Even in the coronavirus-shortened record release schedule of 2020, the year has offered a mountainous feast of sublime music. The 50 best albums of 2020 so far are an eclectic and increasingly "woke" bunch.

Books

First Tragedy, Then Farce, Then What?

Riffing off Marx's riff on Hegel on history, art historian and critic Hal Foster contemplates political culture and cultural politics in the age of Donald Trump in What Comes After Farce?

Reviews

HAIM Create Their Best Album with 'Women in Music Pt. III'

On Women in Music Pt. III, HAIM are done pretending and ready to be themselves. By learning to embrace the power in their weakest points, the group have created their best work to date.

Music

Amnesia Scanner's 'Tearless' Aesthetically Maps the Failing Anthropocene

Amnesia Scanner's Tearless aesthetically maps the failing Anthropocene through its globally connected features and experimental mesh of deconstructed club, reggaeton, and metalcore.

Music

How Lasting Is the Legacy of the Live 8 Charity Concert?

A voyage to the bottom of a T-shirt drawer prompts a look back at a major event in the history of celebrity charity concerts, 2005's Live 8, Philadelphia.

Music

Jessie Ware Embraces Her Club Culture Roots on Rapturous 'What's Your Pleasure?'

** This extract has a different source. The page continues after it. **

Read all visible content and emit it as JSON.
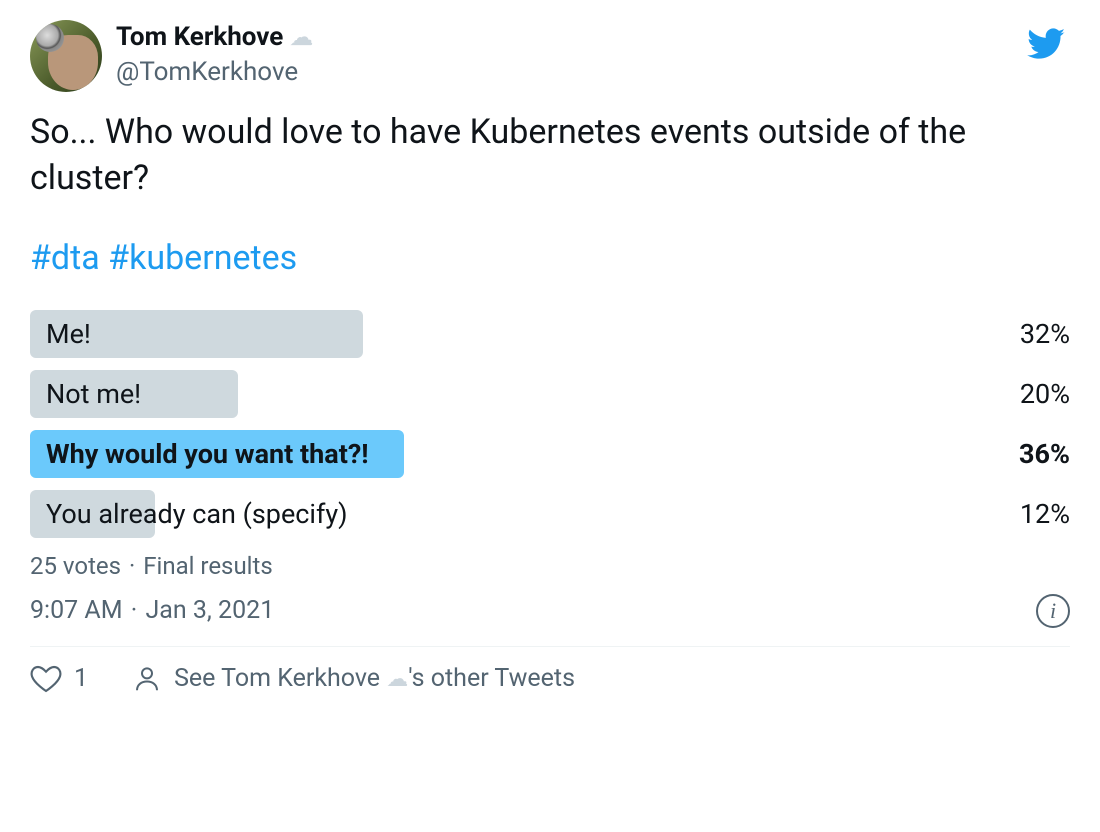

British diva Jessie Ware cooks up a glittery collection of hedonistic disco tracks and delivers one of the year's best records with What's Your Pleasure.

Reviews
Collapse Expand Reviews

Features
Collapse Expand Features
PM Picks
Collapse Expand Pm Picks

© 1999-2020 PopMatters.com. All rights reserved.
PopMatters is wholly independent, women-owned and operated.